I went to writing conferences and started rubbing shoulders with people in the business. I got new ideas, saw new possibilities, new markets. And I ended up with brand new ideas for a totally different kind of book.
Years (and many manuscripts and rejections) later, I ended up publishing two contemporary romances, four historicals, and a women's novel.
To say that wasn't what I expected would be an understatement. And then another detour: I had the chance to write a chocolate cookbook.
Not something I ever in a million years would have expected to do, yet there was that door opening. I wasn't about to say no.
Since my first publications well over a decade ago, I've done editing work for individuals as well as companies. I've been paid for script writing, proofing, and press kits.
I wrote a grammar guide and self-published it (again, something I would have seen as way off in left field when I first started).
The rights on my first two books reverted to me. The first is now on Kindle, and the second will be within days. I have plans to get more books onto the Kindle without a publisher. And I still plan to publish traditionally as well.
At times, I feel like my head is spinning with all the different directions my career has taken me. I literally need about half a dozen sheets in an Excel workbook to keep it all straight.
And I love it.
I love how many opportunities come my way. I've learned that while the work clothes they arrive in may not match my original expectation, when they knock, I should go for 'em.
So much in the process of writing a variety of fields has taught me lessons that improve my work in every area. (Even technical script writing can help my fiction. Shocking, but true.)
I have multiple streams of income. This is particularly nice between the two-times-a-year royalty checks.
I'm motivated to improve and work hard, because much of my work comes through referrals. If I do a good job for one client, there's a good chance they'll pass along my name when a friend needs help.
My skills as a public speaker have improved. The more I write and work, the more I've been asked to speak. Writing is a solitary endeavor. Public speaking used to terrify me. Now I know I can get in front of a crowd and have something worthwhile to offer them.
More doors open all the time. I'm amazed at how many new things keep coming up the pike for me. I'm to the point where I have to sit back and decide what is most worth my time, because there really isn't time for it all. (What a great problem to have!)
So no, my writing career doesn't resemble my original idea of it, not hardly. The one exception is that I can go to a bookstore and see my books on the shelf with my name on them. (Which, I will say, is totally awesome.)
Beyond that, I do a lot of work that most of my novel readers will likely never see. I don't mind; I love that I have so many opportunities to make money and publish and WRITE. I enjoy every bit of it.

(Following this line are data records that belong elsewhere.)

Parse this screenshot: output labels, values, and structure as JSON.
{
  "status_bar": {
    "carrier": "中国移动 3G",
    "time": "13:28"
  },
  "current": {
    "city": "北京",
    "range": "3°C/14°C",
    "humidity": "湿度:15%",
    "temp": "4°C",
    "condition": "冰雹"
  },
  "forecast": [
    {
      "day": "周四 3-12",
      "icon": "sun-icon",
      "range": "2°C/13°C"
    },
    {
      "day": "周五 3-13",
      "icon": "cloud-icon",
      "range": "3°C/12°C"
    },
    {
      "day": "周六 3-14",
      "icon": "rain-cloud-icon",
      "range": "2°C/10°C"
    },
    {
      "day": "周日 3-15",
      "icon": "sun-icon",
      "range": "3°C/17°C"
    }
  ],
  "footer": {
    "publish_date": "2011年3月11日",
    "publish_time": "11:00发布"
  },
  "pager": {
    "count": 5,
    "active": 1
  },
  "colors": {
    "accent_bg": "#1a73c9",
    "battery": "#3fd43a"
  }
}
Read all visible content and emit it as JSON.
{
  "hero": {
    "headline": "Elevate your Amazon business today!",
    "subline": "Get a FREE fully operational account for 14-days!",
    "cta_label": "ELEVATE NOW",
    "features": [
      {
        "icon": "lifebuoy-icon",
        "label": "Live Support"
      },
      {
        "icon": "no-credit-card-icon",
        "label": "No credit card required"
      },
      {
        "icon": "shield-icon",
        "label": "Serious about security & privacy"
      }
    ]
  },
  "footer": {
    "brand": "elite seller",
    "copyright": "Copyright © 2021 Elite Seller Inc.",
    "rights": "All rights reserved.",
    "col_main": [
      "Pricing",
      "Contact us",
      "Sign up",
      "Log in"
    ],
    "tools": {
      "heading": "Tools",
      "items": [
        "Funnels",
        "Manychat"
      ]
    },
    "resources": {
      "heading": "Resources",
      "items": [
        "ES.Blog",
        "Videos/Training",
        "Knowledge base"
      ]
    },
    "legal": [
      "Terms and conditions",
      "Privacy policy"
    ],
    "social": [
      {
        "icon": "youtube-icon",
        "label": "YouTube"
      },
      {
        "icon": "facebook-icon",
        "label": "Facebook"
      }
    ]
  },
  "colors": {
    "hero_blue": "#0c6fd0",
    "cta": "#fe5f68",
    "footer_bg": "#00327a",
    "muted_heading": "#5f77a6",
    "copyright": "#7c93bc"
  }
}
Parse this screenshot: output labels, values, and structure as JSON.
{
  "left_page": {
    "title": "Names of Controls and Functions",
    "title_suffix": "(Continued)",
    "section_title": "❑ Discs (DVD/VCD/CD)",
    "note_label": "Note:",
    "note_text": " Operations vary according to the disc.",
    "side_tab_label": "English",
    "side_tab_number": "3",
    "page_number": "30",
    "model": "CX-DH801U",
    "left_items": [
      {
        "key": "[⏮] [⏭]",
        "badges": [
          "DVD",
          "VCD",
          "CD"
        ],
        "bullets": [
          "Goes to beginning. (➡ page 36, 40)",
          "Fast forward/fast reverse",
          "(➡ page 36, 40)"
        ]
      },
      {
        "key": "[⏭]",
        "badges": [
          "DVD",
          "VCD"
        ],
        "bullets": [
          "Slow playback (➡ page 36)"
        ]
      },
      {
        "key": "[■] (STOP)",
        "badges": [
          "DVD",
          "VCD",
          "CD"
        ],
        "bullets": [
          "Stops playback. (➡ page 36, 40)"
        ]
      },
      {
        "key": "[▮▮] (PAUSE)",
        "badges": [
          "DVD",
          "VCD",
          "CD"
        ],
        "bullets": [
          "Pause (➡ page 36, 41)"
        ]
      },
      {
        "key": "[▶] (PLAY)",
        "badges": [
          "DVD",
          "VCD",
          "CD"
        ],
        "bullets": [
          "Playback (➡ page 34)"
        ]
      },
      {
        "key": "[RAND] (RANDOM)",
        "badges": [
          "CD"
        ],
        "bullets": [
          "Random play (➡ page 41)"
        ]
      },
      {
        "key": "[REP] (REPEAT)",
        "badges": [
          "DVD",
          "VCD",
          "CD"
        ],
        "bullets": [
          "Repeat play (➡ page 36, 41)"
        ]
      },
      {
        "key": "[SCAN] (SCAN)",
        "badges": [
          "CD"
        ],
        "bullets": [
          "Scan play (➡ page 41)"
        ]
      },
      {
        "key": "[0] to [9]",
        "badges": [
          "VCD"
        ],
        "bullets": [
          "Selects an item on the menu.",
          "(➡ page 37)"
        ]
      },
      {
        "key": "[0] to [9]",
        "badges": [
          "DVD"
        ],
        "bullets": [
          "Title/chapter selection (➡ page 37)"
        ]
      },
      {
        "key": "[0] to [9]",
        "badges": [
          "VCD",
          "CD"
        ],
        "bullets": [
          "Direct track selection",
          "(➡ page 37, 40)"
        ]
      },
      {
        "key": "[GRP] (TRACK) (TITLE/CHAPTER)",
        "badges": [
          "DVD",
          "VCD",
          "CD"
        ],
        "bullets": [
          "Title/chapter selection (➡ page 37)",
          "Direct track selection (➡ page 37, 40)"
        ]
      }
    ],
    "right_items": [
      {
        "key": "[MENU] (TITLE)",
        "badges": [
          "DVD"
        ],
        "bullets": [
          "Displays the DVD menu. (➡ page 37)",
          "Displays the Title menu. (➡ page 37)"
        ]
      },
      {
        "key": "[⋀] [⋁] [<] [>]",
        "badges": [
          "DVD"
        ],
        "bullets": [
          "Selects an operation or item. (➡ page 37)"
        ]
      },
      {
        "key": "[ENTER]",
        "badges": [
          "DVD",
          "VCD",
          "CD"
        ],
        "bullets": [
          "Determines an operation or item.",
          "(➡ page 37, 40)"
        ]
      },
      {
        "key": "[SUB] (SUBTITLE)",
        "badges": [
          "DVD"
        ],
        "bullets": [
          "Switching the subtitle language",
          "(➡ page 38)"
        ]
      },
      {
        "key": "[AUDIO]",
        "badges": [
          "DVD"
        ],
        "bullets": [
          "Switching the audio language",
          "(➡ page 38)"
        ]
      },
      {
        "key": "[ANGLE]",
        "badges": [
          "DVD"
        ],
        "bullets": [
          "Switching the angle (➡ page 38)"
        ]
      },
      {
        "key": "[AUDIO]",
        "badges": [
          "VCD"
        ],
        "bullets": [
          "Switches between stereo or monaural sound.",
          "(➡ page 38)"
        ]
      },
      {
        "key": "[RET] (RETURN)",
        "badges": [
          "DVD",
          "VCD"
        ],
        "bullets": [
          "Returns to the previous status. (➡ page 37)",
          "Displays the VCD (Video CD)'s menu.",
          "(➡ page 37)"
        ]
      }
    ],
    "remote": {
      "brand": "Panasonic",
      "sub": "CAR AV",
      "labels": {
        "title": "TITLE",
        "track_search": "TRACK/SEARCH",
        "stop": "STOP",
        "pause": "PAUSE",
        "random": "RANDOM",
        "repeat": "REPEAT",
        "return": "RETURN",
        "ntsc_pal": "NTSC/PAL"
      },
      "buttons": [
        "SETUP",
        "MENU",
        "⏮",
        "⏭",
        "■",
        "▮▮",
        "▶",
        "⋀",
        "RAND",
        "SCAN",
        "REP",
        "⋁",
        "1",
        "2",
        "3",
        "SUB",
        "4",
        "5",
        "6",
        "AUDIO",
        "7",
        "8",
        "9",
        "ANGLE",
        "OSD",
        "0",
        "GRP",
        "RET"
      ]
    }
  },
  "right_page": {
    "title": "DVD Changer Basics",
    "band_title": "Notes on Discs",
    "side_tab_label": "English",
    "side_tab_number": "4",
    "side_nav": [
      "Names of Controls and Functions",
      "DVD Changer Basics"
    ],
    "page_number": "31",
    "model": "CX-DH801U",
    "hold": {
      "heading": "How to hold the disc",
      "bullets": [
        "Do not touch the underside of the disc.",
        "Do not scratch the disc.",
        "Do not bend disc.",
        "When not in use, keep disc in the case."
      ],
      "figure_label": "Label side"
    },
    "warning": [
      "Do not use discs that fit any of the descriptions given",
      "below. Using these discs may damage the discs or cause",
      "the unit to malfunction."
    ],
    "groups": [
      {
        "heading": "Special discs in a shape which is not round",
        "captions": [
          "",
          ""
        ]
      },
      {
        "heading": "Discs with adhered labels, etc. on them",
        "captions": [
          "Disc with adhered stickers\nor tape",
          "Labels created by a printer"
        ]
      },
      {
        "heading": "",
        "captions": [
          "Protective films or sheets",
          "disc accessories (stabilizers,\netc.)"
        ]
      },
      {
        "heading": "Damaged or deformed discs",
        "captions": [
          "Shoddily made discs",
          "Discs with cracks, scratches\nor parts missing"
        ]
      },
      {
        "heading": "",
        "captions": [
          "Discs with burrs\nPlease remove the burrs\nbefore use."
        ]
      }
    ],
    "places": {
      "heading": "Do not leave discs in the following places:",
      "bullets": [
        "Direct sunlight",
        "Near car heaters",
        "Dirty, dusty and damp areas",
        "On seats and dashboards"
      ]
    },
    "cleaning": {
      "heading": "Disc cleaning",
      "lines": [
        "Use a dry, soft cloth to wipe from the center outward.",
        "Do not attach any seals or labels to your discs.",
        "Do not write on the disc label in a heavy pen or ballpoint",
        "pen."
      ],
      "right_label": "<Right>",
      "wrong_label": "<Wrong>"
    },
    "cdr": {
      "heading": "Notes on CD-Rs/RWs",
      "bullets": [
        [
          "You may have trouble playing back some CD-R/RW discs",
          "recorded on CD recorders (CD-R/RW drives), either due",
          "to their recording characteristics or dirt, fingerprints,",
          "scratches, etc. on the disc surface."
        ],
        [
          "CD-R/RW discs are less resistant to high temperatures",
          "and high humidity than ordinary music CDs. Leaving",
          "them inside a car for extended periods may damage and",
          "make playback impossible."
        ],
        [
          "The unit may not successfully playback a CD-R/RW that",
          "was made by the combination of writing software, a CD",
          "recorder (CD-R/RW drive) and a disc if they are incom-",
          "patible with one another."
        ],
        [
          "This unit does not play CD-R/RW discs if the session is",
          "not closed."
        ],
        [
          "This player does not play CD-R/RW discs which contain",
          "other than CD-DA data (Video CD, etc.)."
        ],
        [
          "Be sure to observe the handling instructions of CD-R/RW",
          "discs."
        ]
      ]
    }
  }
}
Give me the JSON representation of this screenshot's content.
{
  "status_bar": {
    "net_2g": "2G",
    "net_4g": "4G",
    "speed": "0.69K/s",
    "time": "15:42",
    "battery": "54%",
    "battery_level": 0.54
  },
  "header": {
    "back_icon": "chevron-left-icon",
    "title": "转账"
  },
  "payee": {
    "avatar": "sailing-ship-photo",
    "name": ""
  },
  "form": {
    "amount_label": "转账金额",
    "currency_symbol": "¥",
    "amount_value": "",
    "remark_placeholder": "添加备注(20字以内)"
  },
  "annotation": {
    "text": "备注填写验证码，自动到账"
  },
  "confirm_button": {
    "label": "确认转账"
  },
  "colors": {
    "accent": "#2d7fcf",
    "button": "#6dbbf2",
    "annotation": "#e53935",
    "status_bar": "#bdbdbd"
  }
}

So when a writing opportunity opens up, don't slam the door shut because it's not part of the image you've created in your head. Look a little closer; by letting it in, you may adding a future opportunity that could lead to bigger and better things.